→ Data for the task
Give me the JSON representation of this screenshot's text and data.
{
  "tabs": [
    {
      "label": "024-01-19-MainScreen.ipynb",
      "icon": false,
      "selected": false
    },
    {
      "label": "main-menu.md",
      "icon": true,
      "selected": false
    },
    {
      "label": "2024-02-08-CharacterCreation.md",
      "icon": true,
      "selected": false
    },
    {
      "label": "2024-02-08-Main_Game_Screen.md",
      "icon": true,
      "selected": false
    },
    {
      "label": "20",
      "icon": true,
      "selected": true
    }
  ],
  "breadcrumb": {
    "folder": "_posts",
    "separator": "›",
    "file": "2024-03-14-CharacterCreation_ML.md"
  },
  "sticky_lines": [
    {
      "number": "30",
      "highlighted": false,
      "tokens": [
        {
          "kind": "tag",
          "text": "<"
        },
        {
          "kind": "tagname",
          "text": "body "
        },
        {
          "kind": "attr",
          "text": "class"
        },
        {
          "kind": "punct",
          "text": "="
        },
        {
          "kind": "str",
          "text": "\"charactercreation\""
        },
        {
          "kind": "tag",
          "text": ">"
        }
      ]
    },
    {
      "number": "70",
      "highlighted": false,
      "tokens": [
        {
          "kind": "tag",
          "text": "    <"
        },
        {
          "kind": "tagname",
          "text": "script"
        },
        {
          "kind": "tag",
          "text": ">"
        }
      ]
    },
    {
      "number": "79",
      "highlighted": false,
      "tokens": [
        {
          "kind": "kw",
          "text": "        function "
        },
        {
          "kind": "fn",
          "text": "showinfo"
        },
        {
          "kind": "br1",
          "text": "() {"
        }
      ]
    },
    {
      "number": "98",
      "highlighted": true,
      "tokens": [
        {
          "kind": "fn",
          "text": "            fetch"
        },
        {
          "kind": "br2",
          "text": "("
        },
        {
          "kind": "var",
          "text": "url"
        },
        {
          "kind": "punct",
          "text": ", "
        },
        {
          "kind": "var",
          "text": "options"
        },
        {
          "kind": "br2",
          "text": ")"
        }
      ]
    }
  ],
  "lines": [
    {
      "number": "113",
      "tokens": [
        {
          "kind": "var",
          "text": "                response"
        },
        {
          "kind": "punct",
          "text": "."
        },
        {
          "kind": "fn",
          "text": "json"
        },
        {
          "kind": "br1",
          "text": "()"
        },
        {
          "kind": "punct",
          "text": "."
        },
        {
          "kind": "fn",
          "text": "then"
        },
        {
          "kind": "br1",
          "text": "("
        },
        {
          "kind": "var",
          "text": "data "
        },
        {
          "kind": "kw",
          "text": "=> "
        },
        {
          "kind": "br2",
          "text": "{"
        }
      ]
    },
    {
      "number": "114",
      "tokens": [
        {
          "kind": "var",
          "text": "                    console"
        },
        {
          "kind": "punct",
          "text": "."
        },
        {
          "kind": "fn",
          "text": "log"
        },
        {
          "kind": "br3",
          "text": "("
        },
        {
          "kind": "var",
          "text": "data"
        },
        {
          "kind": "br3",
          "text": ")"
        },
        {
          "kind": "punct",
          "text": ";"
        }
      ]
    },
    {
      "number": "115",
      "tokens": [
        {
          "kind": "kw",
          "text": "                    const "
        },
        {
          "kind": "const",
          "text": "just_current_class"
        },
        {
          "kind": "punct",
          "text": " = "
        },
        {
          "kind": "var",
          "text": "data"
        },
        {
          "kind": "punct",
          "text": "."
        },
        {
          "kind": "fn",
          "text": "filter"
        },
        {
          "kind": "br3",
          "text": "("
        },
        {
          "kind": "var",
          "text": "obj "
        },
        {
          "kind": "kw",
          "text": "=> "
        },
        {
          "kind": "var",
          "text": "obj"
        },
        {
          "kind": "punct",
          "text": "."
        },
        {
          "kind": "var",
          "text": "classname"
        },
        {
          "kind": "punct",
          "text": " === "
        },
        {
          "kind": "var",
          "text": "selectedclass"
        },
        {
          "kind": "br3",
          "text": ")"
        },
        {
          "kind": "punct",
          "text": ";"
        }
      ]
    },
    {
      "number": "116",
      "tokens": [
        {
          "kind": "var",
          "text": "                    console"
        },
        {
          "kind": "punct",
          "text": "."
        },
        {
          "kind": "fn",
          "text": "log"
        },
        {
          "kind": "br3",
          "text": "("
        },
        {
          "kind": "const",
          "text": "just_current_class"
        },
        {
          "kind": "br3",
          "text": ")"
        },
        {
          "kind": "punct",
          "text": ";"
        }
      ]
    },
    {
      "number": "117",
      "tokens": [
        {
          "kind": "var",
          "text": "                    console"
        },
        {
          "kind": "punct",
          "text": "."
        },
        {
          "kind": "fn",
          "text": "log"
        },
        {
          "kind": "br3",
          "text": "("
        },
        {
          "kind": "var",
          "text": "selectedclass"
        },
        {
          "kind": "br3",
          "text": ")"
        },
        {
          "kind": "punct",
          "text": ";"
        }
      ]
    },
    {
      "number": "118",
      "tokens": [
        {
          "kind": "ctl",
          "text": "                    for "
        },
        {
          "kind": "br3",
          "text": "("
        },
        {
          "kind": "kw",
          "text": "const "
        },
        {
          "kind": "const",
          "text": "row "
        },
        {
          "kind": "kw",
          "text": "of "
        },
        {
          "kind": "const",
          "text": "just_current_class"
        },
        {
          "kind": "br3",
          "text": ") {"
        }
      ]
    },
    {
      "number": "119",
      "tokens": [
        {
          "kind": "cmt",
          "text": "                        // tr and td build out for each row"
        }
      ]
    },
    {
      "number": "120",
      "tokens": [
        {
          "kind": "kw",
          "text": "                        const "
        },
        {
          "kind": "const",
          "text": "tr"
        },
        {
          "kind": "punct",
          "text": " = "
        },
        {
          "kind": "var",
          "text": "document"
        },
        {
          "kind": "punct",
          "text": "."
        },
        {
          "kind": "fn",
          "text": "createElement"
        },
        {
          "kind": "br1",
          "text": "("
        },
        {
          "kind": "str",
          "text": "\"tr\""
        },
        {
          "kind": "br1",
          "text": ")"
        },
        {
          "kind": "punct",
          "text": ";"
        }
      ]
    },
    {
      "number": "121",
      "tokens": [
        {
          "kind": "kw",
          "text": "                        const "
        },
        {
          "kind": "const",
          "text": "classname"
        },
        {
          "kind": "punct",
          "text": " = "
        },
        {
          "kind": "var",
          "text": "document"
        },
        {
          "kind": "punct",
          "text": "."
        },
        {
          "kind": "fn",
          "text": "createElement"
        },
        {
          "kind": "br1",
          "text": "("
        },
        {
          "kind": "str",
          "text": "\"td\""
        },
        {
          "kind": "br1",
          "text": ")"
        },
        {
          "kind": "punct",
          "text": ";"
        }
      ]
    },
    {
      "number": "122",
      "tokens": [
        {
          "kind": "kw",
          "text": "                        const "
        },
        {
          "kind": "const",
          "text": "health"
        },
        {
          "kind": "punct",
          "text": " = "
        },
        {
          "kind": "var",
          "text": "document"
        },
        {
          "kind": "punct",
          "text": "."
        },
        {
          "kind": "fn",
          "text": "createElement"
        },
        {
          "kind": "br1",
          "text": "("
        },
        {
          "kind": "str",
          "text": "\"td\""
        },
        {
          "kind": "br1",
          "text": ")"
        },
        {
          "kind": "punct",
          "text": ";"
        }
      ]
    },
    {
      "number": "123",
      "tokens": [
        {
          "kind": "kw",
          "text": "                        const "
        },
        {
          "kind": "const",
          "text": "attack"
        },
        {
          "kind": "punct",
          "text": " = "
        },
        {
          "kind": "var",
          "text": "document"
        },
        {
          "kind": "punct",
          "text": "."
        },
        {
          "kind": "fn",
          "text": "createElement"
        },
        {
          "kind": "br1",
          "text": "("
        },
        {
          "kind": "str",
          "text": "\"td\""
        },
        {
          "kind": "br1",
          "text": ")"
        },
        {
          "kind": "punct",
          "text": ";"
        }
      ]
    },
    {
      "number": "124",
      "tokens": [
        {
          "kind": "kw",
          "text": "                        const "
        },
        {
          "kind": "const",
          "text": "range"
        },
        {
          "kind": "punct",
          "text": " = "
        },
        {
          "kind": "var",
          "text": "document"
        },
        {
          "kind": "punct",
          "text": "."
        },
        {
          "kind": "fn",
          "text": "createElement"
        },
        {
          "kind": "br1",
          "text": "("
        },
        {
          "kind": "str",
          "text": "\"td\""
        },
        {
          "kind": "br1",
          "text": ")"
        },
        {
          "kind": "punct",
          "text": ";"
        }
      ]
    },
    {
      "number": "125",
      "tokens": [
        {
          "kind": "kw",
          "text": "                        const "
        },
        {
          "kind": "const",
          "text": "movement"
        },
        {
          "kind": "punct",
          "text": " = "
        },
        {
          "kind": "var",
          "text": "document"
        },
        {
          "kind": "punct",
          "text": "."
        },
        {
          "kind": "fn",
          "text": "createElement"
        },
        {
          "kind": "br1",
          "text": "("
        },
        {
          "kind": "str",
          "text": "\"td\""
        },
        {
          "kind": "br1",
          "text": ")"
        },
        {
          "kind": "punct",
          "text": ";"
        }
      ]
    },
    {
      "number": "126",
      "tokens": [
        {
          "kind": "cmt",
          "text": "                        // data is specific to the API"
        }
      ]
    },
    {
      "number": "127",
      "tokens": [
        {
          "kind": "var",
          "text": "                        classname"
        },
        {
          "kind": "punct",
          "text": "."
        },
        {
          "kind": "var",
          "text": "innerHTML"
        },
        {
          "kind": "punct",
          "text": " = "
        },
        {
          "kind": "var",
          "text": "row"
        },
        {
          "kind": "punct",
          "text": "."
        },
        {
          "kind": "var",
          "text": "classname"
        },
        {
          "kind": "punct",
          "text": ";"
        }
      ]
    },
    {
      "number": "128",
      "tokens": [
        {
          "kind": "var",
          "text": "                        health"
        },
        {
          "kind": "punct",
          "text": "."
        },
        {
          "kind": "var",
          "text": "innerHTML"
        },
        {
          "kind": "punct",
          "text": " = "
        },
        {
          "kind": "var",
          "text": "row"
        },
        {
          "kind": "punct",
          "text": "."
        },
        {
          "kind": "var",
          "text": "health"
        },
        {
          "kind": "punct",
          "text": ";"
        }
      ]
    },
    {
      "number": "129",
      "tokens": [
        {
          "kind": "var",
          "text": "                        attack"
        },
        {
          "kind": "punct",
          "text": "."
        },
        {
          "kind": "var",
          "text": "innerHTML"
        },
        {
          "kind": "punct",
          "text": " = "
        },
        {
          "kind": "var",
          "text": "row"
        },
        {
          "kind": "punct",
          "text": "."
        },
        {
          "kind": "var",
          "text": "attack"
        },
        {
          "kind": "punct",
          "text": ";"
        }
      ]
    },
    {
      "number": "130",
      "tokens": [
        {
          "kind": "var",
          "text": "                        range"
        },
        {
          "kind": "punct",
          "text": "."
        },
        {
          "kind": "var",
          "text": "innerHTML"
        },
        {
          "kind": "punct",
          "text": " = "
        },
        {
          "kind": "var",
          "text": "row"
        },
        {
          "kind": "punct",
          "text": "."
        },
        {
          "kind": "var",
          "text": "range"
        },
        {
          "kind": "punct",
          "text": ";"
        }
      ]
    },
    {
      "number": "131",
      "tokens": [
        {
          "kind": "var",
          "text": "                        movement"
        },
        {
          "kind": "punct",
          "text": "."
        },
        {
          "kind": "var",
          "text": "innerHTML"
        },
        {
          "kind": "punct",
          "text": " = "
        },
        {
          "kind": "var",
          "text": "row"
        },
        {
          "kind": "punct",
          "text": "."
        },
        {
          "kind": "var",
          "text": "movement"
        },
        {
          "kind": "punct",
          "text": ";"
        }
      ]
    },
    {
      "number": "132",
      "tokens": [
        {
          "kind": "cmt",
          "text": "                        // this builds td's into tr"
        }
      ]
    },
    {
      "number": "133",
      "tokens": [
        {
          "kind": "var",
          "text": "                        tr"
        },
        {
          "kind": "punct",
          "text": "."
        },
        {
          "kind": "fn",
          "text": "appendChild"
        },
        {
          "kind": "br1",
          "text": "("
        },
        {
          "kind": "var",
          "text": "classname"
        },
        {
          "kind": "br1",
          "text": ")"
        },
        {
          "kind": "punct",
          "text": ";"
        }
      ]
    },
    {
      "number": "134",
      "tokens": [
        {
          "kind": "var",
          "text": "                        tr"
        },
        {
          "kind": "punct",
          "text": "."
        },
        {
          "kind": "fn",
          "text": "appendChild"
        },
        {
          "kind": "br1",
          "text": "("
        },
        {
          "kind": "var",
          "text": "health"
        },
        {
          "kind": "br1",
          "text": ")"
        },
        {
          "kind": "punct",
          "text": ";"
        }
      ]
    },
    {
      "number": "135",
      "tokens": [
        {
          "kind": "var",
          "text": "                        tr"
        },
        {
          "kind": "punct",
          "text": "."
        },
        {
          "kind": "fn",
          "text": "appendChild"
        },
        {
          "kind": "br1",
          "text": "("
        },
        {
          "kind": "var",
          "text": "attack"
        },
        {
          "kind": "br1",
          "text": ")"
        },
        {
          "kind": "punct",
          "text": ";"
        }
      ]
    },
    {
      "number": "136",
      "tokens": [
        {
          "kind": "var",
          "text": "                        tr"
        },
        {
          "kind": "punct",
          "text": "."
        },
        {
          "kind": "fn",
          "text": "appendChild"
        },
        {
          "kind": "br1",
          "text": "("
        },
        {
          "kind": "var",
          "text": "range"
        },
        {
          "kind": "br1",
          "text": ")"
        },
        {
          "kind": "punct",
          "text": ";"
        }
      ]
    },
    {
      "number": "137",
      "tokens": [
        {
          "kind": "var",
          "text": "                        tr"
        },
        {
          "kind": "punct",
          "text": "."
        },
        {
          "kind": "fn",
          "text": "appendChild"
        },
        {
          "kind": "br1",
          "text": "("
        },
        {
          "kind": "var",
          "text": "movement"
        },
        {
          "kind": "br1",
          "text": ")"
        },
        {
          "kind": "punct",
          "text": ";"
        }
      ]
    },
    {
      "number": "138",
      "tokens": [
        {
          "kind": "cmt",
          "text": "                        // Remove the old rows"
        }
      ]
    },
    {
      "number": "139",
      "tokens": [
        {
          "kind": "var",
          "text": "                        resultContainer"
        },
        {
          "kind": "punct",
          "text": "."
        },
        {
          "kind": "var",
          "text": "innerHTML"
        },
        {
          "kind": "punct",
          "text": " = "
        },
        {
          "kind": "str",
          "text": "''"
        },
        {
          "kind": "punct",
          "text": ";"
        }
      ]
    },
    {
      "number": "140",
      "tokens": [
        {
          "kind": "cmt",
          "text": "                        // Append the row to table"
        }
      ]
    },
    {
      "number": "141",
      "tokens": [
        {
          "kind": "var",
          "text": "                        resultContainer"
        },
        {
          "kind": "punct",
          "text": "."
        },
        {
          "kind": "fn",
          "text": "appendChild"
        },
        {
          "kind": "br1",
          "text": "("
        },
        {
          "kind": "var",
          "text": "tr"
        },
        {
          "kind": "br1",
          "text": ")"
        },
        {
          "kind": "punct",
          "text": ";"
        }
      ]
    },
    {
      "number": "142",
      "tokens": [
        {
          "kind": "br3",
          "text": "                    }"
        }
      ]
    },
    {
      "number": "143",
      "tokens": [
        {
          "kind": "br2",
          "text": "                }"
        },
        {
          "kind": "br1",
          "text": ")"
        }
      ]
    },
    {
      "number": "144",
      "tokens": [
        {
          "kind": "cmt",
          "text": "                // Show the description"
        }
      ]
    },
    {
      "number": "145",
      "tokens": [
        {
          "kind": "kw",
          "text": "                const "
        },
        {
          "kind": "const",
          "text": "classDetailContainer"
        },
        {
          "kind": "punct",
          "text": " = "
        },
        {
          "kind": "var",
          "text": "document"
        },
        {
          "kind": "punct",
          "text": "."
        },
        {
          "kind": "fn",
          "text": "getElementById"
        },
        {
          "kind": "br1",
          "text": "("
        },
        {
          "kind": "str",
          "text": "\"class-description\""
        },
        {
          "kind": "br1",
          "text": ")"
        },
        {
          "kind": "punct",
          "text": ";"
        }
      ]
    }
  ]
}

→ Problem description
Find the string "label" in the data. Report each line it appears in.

→ Output for this exercise
      "label": "024-01-19-MainScreen.ipynb",
      "label": "main-menu.md",
      "label": "2024-02-08-CharacterCreation.md",
      "label": "2024-02-08-Main_Game_Screen.md",
      "label": "20",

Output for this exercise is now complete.